Book #50 was Kushiel’s Dart, the first book in Jacqueline Carey’s Kushiel’s Legacy series. The back of the book reads:
The land of Terre d’Ange is a place of unsurpassed beauty and grace. It is said that angels found the land and saw it was good…and the ensuing race that rose from the seed of angels and men live by one simple rule: Love as thou wilt.
Phèdre nó Delaunay is a young woman who was born with a scarlet mote in her left eye. Sold into indentured servitude as a child, her bond is purchased by Anafiel Delaunay, a nobleman with very a special mission…and the first one to recognize who and what she is: one pricked by Kushiel’s Dart, chosen to forever experience pain and pleasure as one.
Phèdre is trained equally in the courtly arts and the talents of the bedchamber, but, above all, the ability to observe, remember, and analyze. Almost as talented a spy as she is courtesan, Phèdre stumbles upon a plot that threatens the very foundations of her homeland. Treachery sets her on her path; love and honor goad her further. And in the doing, it will take her to the edge of despair…and beyond. Hateful friend, loving enemy, beloved assassin; they can all wear the same glittering mask in this world, and Phèdre will get but one chance to save all that she holds dear.

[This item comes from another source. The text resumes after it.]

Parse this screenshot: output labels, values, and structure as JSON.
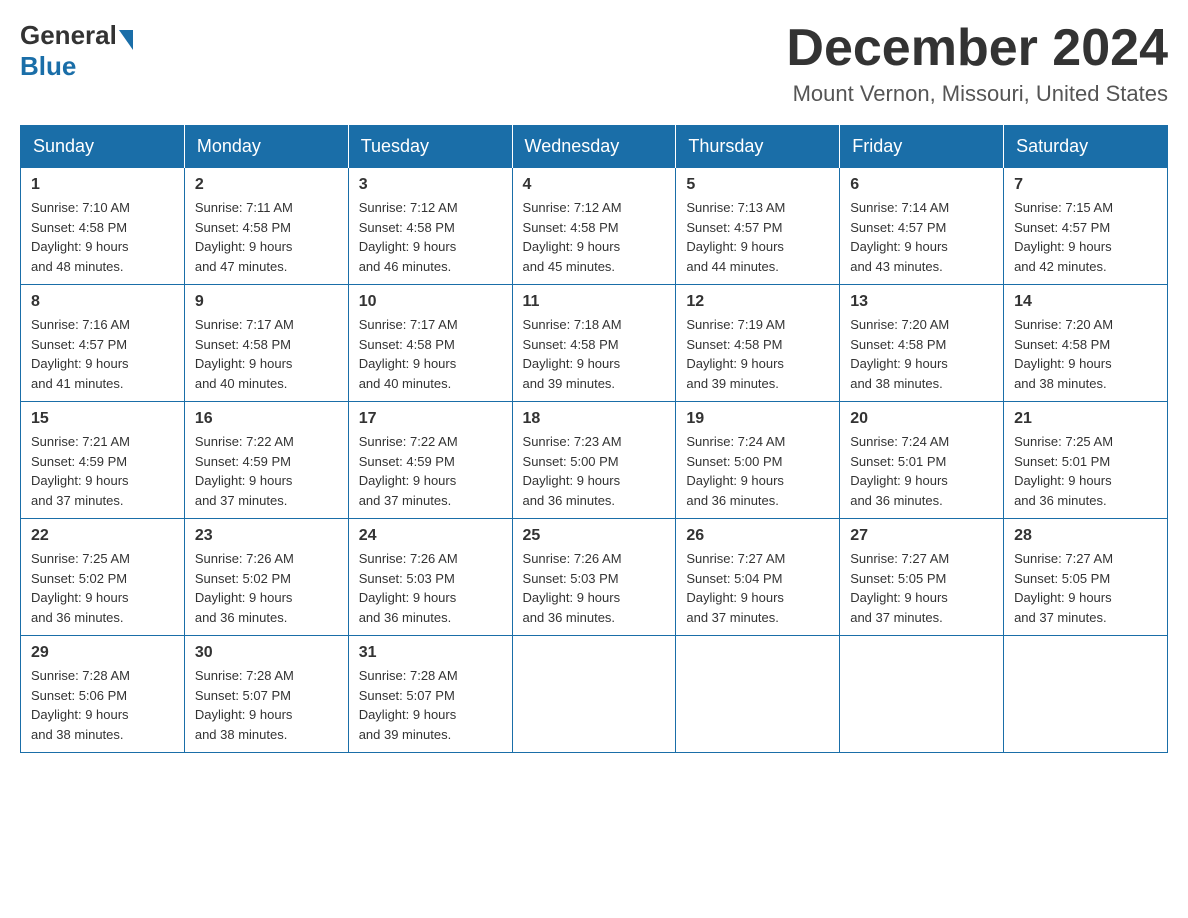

Set in a world of cunning poets, deadly courtiers, heroic traitors, and a truly Machiavellian villainess, this is a novel of grandeur, luxuriance, sacrifice, betrayal, and deeply laid conspiracies. Not since Dune has there been an epic on the scale of Kushiel’s Dart-a massive tale about the violent death of an old age, and the birth of a new.
Jacqueline Carey’s Kushiel’s Legacy series is, so far, a trilogy of trilogies, so to speak. A couple of summers ago, I read the first book in the latest trilogy, Naamah’s Kiss, and really enjoyed it. This first book in the entire series showed me that I have a lot to look forward to.
Phèdre nó Delaunay’s world is one that is both familiar and not. Carey has given us a reimagined Earth with elements that are familiar. There is a lot of known religion and mythology in her fictional religion and mythology. The countries are almost recognizable as Scandinavia and the Middle East and parts of Europe. The problem is timeless – who will rule Terre d’Ange?
(As a side note, when I read Naamah’s Kiss, I compared Terre d’Ange to France, but after reading this book, I thought it was more like England. Anyone else have any opinions?)
Phèdre is not your typical fantasy heroine. She is a courtesan, and an unusual one at that – her specialty is pain, and the scarlet mote in her eye makes her unique in her time. The first third or so of the book is really about her and her journey from a young child sold into indentured servitude to a young woman who has earned her freedom. Once her real quest begins (along with her companion, the religious warrior), she finds out just how much she has learned along the way, and that she’ll need every last tool in her arsenal in order to survive.
SF REVIEWS.NET: Kushiel’s Dart / Jacqueline Carey
Kushiel’s Dart – Book Review « The Fictioner
Carole Rae’s Random Ramblings: Book Review: Kushiel’s Dart
The Bibliophilic Book Blog: Book Review: Kushiel’s Dart by Jacqueline Carey.
Page count: 928 (’11 total: 13,625) | Word count: 276,706 (’11 total: 5,008,620)
2010: Voices (Arnaldur Indridason)
2009: Tell No One (Harlan Coben)
2008: Hollywood Crows (Joseph Wambaugh)
2007: Alone (Lisa Gardner)
2006: The Hostile Hospital (Lemony Snicket)
2005: Two for the Dough (Janet Evanovich)
Used in these Challenges: Outdo Yourself Reading Challenge 2011;